Bush's whole "compassionate conservative" narrative could have been utterly destroyed if Democrats had simply focused on this deeply telling event. But, of course, they did not.
The Growing "Socialism" Of American Voters
One of the biggest myths in American politics is that Ronald Reagan heralded a great sea-change in American attitudes. In fact, nothing could be further from the truth. Attitudes toward social spending tend to vary in a cyclical manner, and Ronald Reagan was elected when support had reached a low-point after declining throughout the 1970s. Almost from the moment he took office, support for social spending started trending up again. But even more significantly, there is a long-term trend that voters born in each succeeding decade are more supportive of social spending than those born in the decade before, and this did not change with the election of Ronald Reagan. Those who came of voting age while he was President were more supportive of social spending than voters of any previous decade, and those born while Reagan was president were even more supportive still.
This can be seen at a glance in this chart, based on a combined measure of support for social spending (including the environment) from the General Social Survey:
And in detail in this table:
|Combined Attitudes On 6 National Spending Items|
(Education, Environment, Health, Welfare, The Conditions Of Blacks, And Problems Of Big Cities)
By Decade of Birth
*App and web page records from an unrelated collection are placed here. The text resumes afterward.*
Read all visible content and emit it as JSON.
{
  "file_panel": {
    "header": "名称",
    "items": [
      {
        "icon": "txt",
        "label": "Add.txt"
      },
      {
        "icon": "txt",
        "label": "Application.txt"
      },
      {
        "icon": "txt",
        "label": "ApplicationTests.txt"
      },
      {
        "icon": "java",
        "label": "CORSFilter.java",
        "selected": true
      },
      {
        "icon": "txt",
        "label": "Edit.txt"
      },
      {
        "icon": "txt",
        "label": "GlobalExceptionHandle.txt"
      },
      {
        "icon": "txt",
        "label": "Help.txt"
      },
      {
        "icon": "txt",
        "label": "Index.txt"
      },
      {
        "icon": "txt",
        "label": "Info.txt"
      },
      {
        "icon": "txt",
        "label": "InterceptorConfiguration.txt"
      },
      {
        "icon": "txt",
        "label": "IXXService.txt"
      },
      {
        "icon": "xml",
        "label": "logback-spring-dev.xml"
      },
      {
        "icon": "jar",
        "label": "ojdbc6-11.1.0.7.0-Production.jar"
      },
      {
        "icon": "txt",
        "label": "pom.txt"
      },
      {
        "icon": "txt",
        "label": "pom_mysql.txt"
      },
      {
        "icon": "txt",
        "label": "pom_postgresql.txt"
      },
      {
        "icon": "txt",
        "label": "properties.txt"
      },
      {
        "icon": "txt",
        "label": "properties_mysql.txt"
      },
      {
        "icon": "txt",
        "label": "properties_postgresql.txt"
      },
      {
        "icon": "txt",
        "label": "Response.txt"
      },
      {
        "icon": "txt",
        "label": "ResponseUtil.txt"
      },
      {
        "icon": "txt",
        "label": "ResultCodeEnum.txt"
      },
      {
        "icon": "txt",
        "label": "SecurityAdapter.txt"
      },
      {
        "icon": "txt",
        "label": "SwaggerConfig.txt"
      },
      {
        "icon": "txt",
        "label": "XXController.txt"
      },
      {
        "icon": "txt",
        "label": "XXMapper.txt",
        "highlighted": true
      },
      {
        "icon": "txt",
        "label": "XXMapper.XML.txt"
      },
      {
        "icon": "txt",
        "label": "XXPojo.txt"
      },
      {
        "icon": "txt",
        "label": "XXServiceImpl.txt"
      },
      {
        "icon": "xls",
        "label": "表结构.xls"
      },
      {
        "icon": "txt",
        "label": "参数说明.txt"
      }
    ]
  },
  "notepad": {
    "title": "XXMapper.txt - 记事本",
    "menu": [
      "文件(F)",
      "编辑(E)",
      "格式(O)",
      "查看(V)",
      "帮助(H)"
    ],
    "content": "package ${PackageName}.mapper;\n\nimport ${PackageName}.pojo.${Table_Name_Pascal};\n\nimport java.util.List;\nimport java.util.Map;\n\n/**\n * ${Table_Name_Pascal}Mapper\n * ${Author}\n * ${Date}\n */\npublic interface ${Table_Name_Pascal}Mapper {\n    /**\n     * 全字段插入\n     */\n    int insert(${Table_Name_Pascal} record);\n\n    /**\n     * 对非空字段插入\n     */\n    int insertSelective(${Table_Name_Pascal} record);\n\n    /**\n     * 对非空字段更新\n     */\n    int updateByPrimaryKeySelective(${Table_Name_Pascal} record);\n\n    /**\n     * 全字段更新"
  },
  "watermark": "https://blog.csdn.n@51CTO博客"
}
|Spending Attitudes|| 1880s|| 1890s|| 1900s|| 1910s|| 1920s|| 1930s|| 1940s|| 1950s|| 1960s|| 1970s|| 1980s||TOTAL|
| Too Little on 4 or more, Net||7.1||16.9||18.4||21.0||22.7||24.7||29.8||32.8||35.1||34.0||35.6||28.9|
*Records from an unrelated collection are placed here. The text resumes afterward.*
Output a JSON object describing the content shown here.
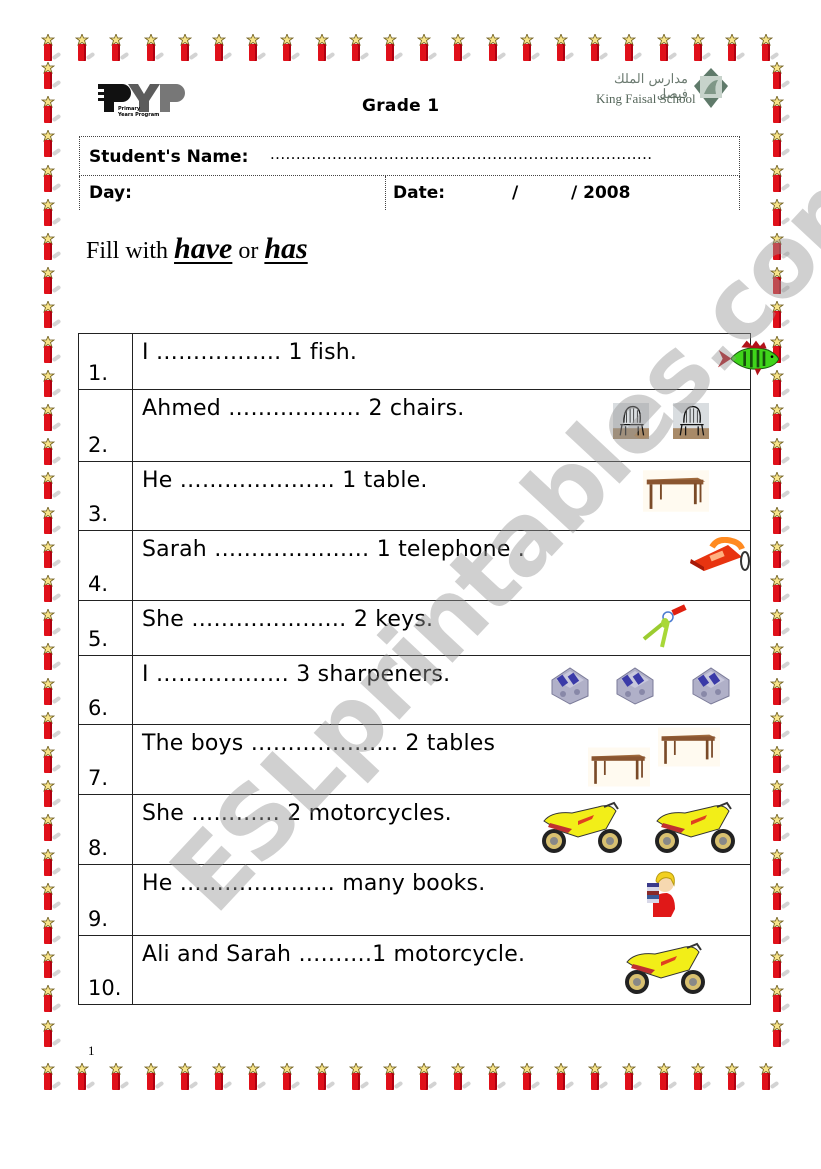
{
  "header": {
    "logo_left": {
      "big_text": "PYP",
      "small_line1": "Primary",
      "small_line2": "Years Program"
    },
    "grade": "Grade 1",
    "logo_right": {
      "arabic": "مدارس الملك فيصل",
      "english": "King Faisal School"
    }
  },
  "info": {
    "student_name_label": "Student's Name:",
    "student_name_value": "..........................................................................",
    "day_label": "Day:",
    "date_label": "Date:",
    "date_slash": "/",
    "date_year": "/ 2008"
  },
  "instruction": {
    "prefix": "Fill with ",
    "option1": "have",
    "middle": " or ",
    "option2": "has"
  },
  "exercises": [
    {
      "number": "1.",
      "sentence": "I …………….. 1 fish.",
      "pictures": [
        "fish"
      ]
    },
    {
      "number": "2.",
      "sentence": "Ahmed ……………… 2 chairs.",
      "pictures": [
        "chair",
        "chair"
      ]
    },
    {
      "number": "3.",
      "sentence": "He ………………… 1 table.",
      "pictures": [
        "table"
      ]
    },
    {
      "number": "4.",
      "sentence": "Sarah ………………… 1 telephone .",
      "pictures": [
        "telephone"
      ]
    },
    {
      "number": "5.",
      "sentence": "She …………………  2 keys.",
      "pictures": [
        "keys"
      ]
    },
    {
      "number": "6.",
      "sentence": "I ……………… 3 sharpeners.",
      "pictures": [
        "sharpener",
        "sharpener",
        "sharpener"
      ]
    },
    {
      "number": "7.",
      "sentence": "The boys ……………….. 2 tables",
      "pictures": [
        "table",
        "table"
      ]
    },
    {
      "number": "8.",
      "sentence": "She ………… 2 motorcycles.",
      "pictures": [
        "motorcycle",
        "motorcycle"
      ]
    },
    {
      "number": "9.",
      "sentence": "He ………………… many books.",
      "pictures": [
        "boy-with-books"
      ]
    },
    {
      "number": "10.",
      "sentence": "Ali and Sarah ……….1 motorcycle.",
      "pictures": [
        "motorcycle"
      ]
    }
  ],
  "watermark": "ESLprintables.com",
  "footer": {
    "page_number": "1"
  },
  "colors": {
    "cracker_red": "#e0101a",
    "text": "#000000",
    "watermark": "#969696"
  }
}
| Too Little on 1-3, Net||50.0||38.6||36.0||40.4||42.4||42.0||44.9||47.1||48.7||49.8||50.7||45.0|
| About Right on All, Net||21.4||11.6||15.4||13.8||12.8||12.7||10.7||8.8||8.4||9.5||7.3||10.7|
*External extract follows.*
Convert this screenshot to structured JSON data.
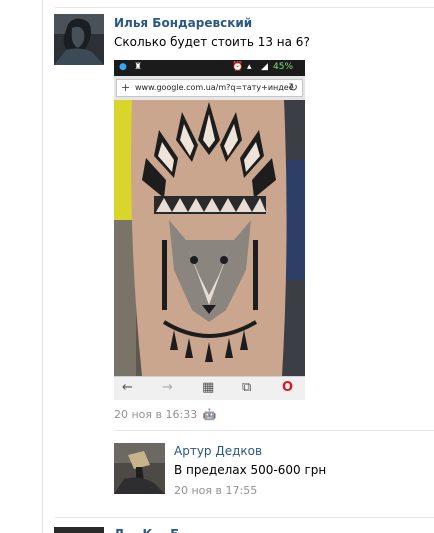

| Too Much, Net||28.6||32.9||30.3||24.7||22.2||20.7||14.6||11.3||7.9||6.7||6.1||15.4|
As you can see, we don't have a large sample size for the early decades, but the overall pattern is consistent. These are truly astonishing figures. Voters who were born while Ronald Reagan was President were far more supportive of social spending than those who elected FDR in 1932. Almost a third of voters who were in their 20s during the Great Depression thought we were spending too much, on balance, on the 6 programs combined above when they were asked decades later by the GSS. But among voters who were in their 20s during Reagan's presidency, such opposition had dropped dramatically to one-fifth of what it had been--6.1 percent vs. 30.3 percent.
Perhaps even more dramatic is what's happened with the ratio between those who want to cut spending, and those who want to increase it most broadly--those saying we shuld increase spending for 4-6 programs. For voters in their 20s during the Great Depression, this ratio was 30.3 to 18.4--more than 3-2--in favor of cutting. But for voters in their 20s this decade, that ratio is 6.1 to 35.6, that's almost 6-1 in favor of broadly increased spending.
This is an epochal change in public attitudes. It's precisely what is meant when we talk about political realignment--at least in terms of fundamental attitudes. The fact that this doesn't show up in our political representation, in the policies our government enacts--that is a sure sign of a political system that is utterly and totally broken.